An article in USA Today notes that the National Association of Realtors expects apartment rents to rise approximately 5.3% this year, double the increase last year, in the highest jump since 2000.The four factors they identify for the increase are more jobs, higher home prices, fewer available apartments, and greater demand because of displaced residents from Hurricane Katrina.
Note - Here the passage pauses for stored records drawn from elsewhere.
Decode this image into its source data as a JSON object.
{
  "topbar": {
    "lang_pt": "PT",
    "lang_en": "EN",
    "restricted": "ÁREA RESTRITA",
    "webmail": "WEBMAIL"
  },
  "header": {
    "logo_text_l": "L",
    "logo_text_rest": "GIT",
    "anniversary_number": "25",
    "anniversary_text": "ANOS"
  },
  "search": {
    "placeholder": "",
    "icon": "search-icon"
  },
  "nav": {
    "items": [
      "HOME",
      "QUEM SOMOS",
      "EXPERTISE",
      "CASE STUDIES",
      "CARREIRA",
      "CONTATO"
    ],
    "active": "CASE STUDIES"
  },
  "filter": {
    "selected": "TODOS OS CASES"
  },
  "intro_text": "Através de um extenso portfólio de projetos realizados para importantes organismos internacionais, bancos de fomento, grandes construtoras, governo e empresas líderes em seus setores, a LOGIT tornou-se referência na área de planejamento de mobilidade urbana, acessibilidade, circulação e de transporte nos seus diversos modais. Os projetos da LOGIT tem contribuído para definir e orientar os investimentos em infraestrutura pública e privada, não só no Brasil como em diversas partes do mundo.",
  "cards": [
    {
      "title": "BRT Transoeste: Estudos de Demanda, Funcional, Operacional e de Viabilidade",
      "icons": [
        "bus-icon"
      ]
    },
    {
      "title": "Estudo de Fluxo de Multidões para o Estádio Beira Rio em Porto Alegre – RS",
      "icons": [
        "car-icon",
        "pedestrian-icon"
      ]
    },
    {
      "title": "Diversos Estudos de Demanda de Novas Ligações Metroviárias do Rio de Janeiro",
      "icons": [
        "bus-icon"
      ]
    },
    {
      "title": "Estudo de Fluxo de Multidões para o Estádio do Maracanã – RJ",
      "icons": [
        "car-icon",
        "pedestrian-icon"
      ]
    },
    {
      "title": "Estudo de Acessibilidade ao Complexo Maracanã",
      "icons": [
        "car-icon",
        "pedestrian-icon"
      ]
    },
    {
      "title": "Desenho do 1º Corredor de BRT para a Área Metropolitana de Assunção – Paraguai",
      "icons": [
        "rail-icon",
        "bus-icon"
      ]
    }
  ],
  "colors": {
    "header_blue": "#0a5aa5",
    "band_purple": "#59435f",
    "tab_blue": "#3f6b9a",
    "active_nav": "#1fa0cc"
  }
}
The first two factors are well known leading indicators for apartment rents for obvious reasons, an increase in the amount of renters. Job seekers who move to a new job will typically rent before they buy, thus increasing the demand on apartment rents. The same applies for home prices/sales and rents, as one increases the other decreases (or stagnates). It’s easier to rent an apartment for $1000 than pay a mortgage for $2000, even if you are “throwing” rent away. An interesting statistic they mentioned that I thought was worth noting was that for twenty years (1980-2000) the ratio of home price to rent was 12, now it’s 21!
The last two reasons are a little hard to accept as the cause of increased rents. Fewer apartments because condos were converted from rental properties to owner-occupied (they were sold)? Does it really affect overall rents that much? I find that a little hard to believe. As for the 100,000 displaced residents? Those last two may be a stretch in terms of being “major” reasons. But what do I know…
via Yahoo Finance .